**Activity:**
Retype each entry verbatim. Do not include the images.

________________________

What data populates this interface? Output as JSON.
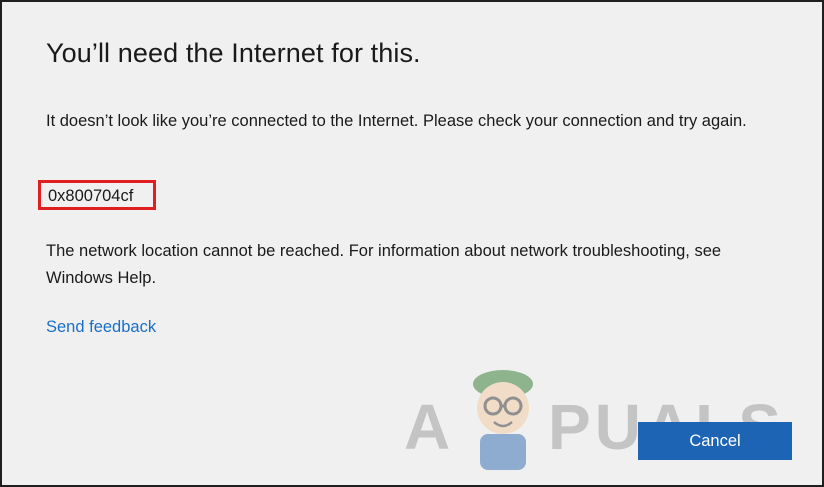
{
  "dialog": {
    "title": "You’ll need the Internet for this.",
    "message": "It doesn’t look like you’re connected to the Internet. Please check your connection and try again.",
    "error_code": "0x800704cf",
    "detail": "The network location cannot be reached. For information about network troubleshooting, see Windows Help.",
    "feedback_link": "Send feedback",
    "cancel_label": "Cancel"
  },
  "watermark": {
    "logo_text": "APPUALS",
    "letter_a": "A",
    "letters_rest": "PUALS"
  },
  "colors": {
    "background": "#f0f0f0",
    "link": "#1a6fc7",
    "button": "#1e64b4",
    "highlight_box": "#e02020"
  }
}
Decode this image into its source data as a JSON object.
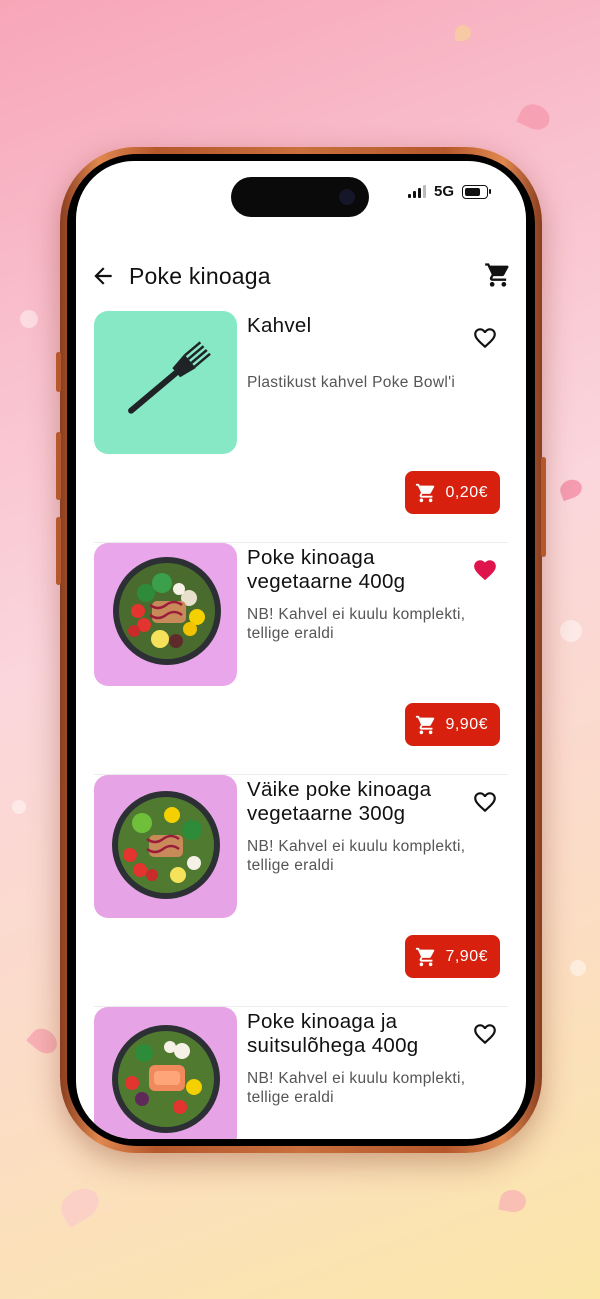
{
  "status_bar": {
    "network": "5G"
  },
  "app_bar": {
    "title": "Poke kinoaga",
    "back_icon": "arrow-left-icon",
    "cart_icon": "shopping-cart-icon"
  },
  "colors": {
    "accent": "#d8200e",
    "favorite": "#e0144c"
  },
  "products": [
    {
      "name": "Kahvel",
      "description": "Plastikust kahvel Poke Bowl'i",
      "price": "0,20€",
      "favorite": false,
      "image": "fork"
    },
    {
      "name": "Poke kinoaga vegetaarne 400g",
      "description": "NB! Kahvel ei kuulu komplekti, tellige eraldi",
      "price": "9,90€",
      "favorite": true,
      "image": "bowl"
    },
    {
      "name": "Väike poke kinoaga vegetaarne 300g",
      "description": "NB! Kahvel ei kuulu komplekti, tellige eraldi",
      "price": "7,90€",
      "favorite": false,
      "image": "bowl"
    },
    {
      "name": "Poke kinoaga ja suitsulõhega 400g",
      "description": "NB! Kahvel ei kuulu komplekti, tellige eraldi",
      "price": "",
      "favorite": false,
      "image": "bowl"
    }
  ]
}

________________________

**Answer for the task:**
What data populates this interface? Output as JSON.
{
  "dialog": {
    "title": "You’ll need the Internet for this.",
    "message": "It doesn’t look like you’re connected to the Internet. Please check your connection and try again.",
    "error_code": "0x800704cf",
    "detail": "The network location cannot be reached. For information about network troubleshooting, see Windows Help.",
    "feedback_link": "Send feedback",
    "cancel_label": "Cancel"
  },
  "watermark": {
    "logo_text": "APPUALS",
    "letter_a": "A",
    "letters_rest": "PUALS"
  },
  "colors": {
    "background": "#f0f0f0",
    "link": "#1a6fc7",
    "button": "#1e64b4",
    "highlight_box": "#e02020"
  }
}
Decode this image into its source data as a JSON object.
{
  "status_bar": {
    "network": "5G"
  },
  "app_bar": {
    "title": "Poke kinoaga",
    "back_icon": "arrow-left-icon",
    "cart_icon": "shopping-cart-icon"
  },
  "colors": {
    "accent": "#d8200e",
    "favorite": "#e0144c"
  },
  "products": [
    {
      "name": "Kahvel",
      "description": "Plastikust kahvel Poke Bowl'i",
      "price": "0,20€",
      "favorite": false,
      "image": "fork"
    },
    {
      "name": "Poke kinoaga vegetaarne 400g",
      "description": "NB! Kahvel ei kuulu komplekti, tellige eraldi",
      "price": "9,90€",
      "favorite": true,
      "image": "bowl"
    },
    {
      "name": "Väike poke kinoaga vegetaarne 300g",
      "description": "NB! Kahvel ei kuulu komplekti, tellige eraldi",
      "price": "7,90€",
      "favorite": false,
      "image": "bowl"
    },
    {
      "name": "Poke kinoaga ja suitsulõhega 400g",
      "description": "NB! Kahvel ei kuulu komplekti, tellige eraldi",
      "price": "",
      "favorite": false,
      "image": "bowl"
    }
  ]
}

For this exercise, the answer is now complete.